**Problem description**
Determine how many lines in the material below contain the string "mnemonic", then state only that count.

**Provided records**
========================
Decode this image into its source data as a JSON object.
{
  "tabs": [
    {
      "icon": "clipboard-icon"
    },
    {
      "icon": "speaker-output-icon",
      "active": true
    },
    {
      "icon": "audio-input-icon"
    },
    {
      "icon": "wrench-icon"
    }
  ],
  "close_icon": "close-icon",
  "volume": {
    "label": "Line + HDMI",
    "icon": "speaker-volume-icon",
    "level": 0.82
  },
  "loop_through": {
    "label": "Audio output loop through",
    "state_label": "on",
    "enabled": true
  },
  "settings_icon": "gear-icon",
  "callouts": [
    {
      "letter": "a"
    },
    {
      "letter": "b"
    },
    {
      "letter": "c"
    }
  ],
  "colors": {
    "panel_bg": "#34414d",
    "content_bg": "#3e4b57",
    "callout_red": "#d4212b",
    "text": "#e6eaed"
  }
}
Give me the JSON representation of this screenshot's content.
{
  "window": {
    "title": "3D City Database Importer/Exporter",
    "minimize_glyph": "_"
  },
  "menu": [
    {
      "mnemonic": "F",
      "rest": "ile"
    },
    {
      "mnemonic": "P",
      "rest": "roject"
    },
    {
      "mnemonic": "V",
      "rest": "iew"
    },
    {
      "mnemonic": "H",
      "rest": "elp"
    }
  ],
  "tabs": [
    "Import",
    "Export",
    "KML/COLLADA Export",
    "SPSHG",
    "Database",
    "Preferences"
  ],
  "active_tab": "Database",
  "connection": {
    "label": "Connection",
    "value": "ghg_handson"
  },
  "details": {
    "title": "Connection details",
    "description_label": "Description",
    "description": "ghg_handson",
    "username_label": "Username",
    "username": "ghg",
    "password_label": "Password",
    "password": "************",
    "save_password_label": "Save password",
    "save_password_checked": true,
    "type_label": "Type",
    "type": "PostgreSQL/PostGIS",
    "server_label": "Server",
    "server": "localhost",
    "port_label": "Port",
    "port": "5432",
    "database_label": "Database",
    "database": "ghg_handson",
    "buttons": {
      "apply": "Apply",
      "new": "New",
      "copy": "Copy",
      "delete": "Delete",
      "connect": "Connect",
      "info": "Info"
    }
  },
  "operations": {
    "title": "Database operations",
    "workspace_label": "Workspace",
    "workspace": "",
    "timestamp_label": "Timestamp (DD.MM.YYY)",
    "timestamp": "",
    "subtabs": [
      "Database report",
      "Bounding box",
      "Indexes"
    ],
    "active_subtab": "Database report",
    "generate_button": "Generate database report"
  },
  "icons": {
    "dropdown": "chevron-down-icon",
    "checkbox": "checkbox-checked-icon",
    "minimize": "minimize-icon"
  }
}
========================
**Solved exercise**
4